First Minister Nicola Sturgeon says restrictions on group sizes and travel distances could be put into law after it became “clear” that some people did not follow the rules at the weekend.
Police Scotland issued 797 dispersal orders on Saturday alone – five times higher than the number issued on the same day last week.
Sturgeon disclosed the stats at the daily briefing, where she also revealed one more person has died with coronavirus in Scotland.
It takes the death toll among confirmed Covid-19 patients to 2363, but counting suspected cases it is more than 3700.
The number of people in hospital with confirmed or suspected coronavirus has fallen by 27 overnight to stand at 1046. There are 27 patients in intensive care with Covid-19, which is unchanged from yesterday.

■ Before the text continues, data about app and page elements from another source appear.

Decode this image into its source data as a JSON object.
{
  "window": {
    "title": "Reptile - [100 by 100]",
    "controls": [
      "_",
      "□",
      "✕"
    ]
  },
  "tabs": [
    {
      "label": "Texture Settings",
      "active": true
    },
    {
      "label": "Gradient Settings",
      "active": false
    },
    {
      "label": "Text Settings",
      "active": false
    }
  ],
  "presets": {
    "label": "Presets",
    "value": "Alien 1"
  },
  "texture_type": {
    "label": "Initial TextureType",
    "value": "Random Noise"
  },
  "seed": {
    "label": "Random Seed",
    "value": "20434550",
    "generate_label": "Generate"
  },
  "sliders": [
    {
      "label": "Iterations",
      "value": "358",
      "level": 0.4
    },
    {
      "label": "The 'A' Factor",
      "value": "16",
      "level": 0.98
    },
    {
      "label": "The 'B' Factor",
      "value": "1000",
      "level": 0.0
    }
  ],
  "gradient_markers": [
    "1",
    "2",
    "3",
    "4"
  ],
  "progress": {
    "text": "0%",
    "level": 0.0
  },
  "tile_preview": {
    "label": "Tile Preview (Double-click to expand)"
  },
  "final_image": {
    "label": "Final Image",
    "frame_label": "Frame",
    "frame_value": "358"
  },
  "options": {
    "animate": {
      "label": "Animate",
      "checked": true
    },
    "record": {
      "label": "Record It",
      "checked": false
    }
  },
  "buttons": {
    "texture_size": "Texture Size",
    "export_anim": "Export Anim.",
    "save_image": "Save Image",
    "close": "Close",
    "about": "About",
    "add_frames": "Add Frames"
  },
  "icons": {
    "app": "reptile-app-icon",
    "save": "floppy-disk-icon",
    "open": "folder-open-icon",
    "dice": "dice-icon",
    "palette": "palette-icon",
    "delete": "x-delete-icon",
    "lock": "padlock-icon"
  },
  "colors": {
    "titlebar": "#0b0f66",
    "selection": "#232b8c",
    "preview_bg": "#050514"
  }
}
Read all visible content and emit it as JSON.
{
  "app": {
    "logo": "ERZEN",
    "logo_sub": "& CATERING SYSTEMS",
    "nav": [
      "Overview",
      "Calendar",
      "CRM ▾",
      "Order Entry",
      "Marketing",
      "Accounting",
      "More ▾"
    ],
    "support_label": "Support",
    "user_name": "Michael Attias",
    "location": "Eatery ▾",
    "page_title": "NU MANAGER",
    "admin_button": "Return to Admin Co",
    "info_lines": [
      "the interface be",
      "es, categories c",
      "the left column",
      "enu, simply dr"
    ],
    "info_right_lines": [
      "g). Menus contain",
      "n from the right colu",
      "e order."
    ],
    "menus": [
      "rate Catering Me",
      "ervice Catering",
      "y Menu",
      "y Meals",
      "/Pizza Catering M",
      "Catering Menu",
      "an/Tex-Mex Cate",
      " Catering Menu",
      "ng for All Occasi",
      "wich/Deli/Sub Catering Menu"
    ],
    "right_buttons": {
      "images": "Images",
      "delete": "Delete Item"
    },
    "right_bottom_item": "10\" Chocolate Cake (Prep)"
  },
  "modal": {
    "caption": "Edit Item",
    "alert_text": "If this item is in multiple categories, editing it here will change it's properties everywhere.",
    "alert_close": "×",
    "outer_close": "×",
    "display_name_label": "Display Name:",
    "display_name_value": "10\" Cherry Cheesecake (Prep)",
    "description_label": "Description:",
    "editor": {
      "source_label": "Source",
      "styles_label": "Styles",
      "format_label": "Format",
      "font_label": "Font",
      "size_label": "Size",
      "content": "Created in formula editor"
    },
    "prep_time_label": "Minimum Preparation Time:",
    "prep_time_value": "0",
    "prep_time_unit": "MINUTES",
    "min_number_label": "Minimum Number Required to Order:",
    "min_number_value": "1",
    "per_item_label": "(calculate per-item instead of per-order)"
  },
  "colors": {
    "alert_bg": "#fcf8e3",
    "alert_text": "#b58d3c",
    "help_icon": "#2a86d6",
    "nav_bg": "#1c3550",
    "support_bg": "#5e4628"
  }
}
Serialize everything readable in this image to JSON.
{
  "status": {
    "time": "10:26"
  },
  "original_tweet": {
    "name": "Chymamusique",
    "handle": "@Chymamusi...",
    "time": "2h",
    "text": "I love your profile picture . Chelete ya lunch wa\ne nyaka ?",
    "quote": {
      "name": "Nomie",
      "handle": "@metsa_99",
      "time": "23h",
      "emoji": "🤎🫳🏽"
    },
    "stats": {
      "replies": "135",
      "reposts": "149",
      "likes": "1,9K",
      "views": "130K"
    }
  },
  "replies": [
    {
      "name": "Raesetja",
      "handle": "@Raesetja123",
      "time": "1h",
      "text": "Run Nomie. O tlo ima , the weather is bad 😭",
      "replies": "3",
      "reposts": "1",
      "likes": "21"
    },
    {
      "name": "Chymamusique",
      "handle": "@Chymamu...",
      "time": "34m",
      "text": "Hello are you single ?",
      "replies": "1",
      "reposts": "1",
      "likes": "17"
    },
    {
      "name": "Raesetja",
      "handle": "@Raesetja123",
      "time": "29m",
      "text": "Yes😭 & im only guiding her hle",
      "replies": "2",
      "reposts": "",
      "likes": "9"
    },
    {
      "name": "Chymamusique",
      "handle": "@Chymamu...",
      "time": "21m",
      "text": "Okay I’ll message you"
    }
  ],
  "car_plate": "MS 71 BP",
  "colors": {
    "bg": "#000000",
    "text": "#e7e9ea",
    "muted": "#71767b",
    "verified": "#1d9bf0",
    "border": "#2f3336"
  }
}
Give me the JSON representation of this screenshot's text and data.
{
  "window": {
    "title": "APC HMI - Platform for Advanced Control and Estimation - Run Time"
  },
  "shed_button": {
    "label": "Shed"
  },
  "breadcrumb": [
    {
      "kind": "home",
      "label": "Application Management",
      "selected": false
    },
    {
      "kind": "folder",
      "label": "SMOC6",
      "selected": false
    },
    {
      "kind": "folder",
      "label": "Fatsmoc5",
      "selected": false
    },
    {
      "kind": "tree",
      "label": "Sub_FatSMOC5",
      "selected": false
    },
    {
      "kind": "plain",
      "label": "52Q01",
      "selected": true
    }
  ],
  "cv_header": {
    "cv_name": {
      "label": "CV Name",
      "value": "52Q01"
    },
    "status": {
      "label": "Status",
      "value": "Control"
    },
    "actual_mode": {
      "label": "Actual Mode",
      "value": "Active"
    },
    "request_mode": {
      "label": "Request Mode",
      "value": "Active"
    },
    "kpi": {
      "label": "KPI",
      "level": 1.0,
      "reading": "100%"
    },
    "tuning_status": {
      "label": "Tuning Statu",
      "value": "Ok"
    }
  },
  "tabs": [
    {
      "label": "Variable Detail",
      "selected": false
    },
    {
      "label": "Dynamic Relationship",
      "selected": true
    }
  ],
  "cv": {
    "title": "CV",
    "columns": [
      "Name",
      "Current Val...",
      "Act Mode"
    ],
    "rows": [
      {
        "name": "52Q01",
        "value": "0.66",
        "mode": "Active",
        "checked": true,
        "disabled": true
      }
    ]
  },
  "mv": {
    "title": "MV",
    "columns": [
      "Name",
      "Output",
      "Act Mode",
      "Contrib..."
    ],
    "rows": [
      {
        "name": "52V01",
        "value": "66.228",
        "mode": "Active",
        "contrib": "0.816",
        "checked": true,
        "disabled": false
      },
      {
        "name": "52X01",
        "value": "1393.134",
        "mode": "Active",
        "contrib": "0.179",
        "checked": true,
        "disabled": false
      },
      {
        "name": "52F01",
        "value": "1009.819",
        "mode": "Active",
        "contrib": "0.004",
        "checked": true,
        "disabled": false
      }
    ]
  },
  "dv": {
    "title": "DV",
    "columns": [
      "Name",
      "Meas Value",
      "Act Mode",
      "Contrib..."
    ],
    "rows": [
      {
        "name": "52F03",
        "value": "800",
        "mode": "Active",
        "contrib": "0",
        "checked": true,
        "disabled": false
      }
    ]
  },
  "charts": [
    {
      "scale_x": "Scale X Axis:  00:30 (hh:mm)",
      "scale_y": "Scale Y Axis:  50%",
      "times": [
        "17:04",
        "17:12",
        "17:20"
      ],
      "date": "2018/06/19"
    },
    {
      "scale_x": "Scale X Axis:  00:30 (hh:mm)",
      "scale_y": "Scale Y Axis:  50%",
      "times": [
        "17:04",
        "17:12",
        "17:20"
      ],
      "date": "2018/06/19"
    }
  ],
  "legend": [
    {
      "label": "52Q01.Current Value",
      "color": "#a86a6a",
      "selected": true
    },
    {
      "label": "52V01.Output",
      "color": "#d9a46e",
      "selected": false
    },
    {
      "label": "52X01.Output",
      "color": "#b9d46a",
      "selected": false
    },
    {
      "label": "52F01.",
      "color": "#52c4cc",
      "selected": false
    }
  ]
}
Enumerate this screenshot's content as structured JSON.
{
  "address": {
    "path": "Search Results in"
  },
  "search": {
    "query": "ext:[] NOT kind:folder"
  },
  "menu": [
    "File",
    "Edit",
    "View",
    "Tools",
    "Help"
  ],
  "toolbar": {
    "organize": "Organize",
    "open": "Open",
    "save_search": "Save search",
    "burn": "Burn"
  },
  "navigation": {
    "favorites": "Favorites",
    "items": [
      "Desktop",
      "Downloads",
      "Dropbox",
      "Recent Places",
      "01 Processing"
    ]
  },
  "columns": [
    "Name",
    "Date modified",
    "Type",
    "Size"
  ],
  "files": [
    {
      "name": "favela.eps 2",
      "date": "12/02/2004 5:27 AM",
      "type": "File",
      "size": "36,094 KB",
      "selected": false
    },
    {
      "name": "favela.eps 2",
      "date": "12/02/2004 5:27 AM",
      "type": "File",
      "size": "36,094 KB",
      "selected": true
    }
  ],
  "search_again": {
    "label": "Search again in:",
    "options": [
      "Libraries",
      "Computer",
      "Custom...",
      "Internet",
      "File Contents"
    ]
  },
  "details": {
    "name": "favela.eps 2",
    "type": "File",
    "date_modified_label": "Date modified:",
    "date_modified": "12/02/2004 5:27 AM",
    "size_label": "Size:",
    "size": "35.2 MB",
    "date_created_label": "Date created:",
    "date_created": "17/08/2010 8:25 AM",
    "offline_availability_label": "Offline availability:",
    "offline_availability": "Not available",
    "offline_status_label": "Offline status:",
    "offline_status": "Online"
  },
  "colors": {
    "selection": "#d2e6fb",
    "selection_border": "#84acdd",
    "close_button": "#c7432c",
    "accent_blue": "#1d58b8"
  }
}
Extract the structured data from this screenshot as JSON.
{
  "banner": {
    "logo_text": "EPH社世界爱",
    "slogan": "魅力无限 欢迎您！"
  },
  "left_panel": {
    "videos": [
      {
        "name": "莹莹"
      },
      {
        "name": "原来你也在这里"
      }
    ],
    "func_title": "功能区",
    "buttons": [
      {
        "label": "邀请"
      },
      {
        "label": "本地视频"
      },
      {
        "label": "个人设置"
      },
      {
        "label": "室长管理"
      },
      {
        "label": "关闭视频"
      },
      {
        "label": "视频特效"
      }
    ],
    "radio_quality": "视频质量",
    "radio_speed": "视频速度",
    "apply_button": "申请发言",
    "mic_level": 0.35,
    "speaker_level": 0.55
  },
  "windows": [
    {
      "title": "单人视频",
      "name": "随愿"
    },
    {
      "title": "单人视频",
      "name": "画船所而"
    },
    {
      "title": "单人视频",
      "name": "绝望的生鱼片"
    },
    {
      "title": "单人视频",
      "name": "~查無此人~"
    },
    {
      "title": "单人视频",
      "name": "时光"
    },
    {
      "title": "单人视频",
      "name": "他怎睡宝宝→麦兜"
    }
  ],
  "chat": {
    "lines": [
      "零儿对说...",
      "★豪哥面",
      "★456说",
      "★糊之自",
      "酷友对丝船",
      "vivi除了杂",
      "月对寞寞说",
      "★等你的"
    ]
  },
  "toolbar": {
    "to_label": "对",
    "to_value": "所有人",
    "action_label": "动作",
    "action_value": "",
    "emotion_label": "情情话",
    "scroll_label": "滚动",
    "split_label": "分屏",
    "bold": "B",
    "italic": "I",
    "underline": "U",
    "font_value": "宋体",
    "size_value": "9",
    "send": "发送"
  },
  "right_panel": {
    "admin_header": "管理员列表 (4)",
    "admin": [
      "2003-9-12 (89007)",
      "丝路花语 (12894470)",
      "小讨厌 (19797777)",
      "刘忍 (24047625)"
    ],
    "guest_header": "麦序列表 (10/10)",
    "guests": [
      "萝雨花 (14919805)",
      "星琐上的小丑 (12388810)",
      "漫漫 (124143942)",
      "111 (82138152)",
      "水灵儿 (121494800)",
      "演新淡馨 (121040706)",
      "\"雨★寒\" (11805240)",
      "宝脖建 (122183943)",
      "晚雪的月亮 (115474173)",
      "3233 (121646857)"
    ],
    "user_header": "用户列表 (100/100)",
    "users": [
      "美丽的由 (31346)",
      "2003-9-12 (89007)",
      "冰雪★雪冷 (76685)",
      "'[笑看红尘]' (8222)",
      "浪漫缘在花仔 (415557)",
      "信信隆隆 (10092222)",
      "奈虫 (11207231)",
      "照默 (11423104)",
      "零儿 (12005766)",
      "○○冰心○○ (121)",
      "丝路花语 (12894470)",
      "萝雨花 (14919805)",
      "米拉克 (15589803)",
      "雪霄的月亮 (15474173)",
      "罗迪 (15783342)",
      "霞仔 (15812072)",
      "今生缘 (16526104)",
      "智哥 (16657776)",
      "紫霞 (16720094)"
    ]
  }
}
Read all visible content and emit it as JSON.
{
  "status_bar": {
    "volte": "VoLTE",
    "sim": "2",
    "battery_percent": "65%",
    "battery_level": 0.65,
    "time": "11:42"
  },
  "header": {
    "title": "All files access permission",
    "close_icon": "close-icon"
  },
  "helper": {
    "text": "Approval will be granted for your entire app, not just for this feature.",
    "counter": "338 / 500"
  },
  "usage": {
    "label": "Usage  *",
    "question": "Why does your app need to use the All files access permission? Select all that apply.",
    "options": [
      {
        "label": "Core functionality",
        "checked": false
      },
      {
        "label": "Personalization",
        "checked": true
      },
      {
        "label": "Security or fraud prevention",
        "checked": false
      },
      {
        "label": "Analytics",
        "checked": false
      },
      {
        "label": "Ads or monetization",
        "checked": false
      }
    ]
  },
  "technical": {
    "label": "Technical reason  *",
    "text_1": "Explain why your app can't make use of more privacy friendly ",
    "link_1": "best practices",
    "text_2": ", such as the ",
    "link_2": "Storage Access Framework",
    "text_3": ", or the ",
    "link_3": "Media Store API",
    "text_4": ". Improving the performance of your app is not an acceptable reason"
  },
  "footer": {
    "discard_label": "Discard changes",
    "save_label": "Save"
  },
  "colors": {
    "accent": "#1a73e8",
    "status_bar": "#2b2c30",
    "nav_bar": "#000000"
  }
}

A total of 15,418 Scots have tested positive for the virus, an increase of 18 since yesterday, although that is likely to be an underestimate.
The number of people who have been discharged from hospital after receiving treatment for the virus since March 5 now stands at 3,695.
These latest figures come after the first phase of the Scottish Government’s four-stage plan to ease coronavirus restrictions began on Friday
People are now allowed to meet people from one other household outdoors and play sports such as golf and tennis as the gradual route out of lockdown gets underway.
Police Scotland said there had been 1,391 “compliant dispersals” of groups of people between 7am on Friday and 7am on Monday, while another 650 groups were broken up “after a police warning”.
Sturgeon said she hoped people enjoyed long-awaited reunions with loved ones, as much of the country basked in a prolonged spell of warm weather.
But she said it was also clear that “not everybody stuck to the rules”, saying that people were staying overnight in tents and caravans at beauty spots and that statistics from Transport Scotland were giving “some cause for concern”.
Specifically, the First Minister cited examples of large traffic flows to Loch Lomond and Glencoe.
Sturgeon said: “I have a duty to be clear with you that if there is continued evidence of even a minority not abiding by these guidelines and travelling unnecessarily, if people meet up in larger groups or if they’re making journeys which risk spreading the virus, we will have to put these restrictions on group size and travel distance into law and we won’t hesitate to do that if we think that is necessary for the collective safety and wellbeing of the population.
“Of course, I should make clear that the stipulation that no more than two households meet at any one time is already the law and, of course, if need be it will be enforced by the police.
“The progress we have made so far in tackling Covid-19 is simply not guaranteed and it is not irreversible. Cases could increase again, it wouldn’t take too much for that to happen, rather than continuing to decrease, and if that happens then that will result in more loss of life, and if all of that happens, restrictions will have to be reimposed, rather than being further relaxed. None of us want that to happen,” she added.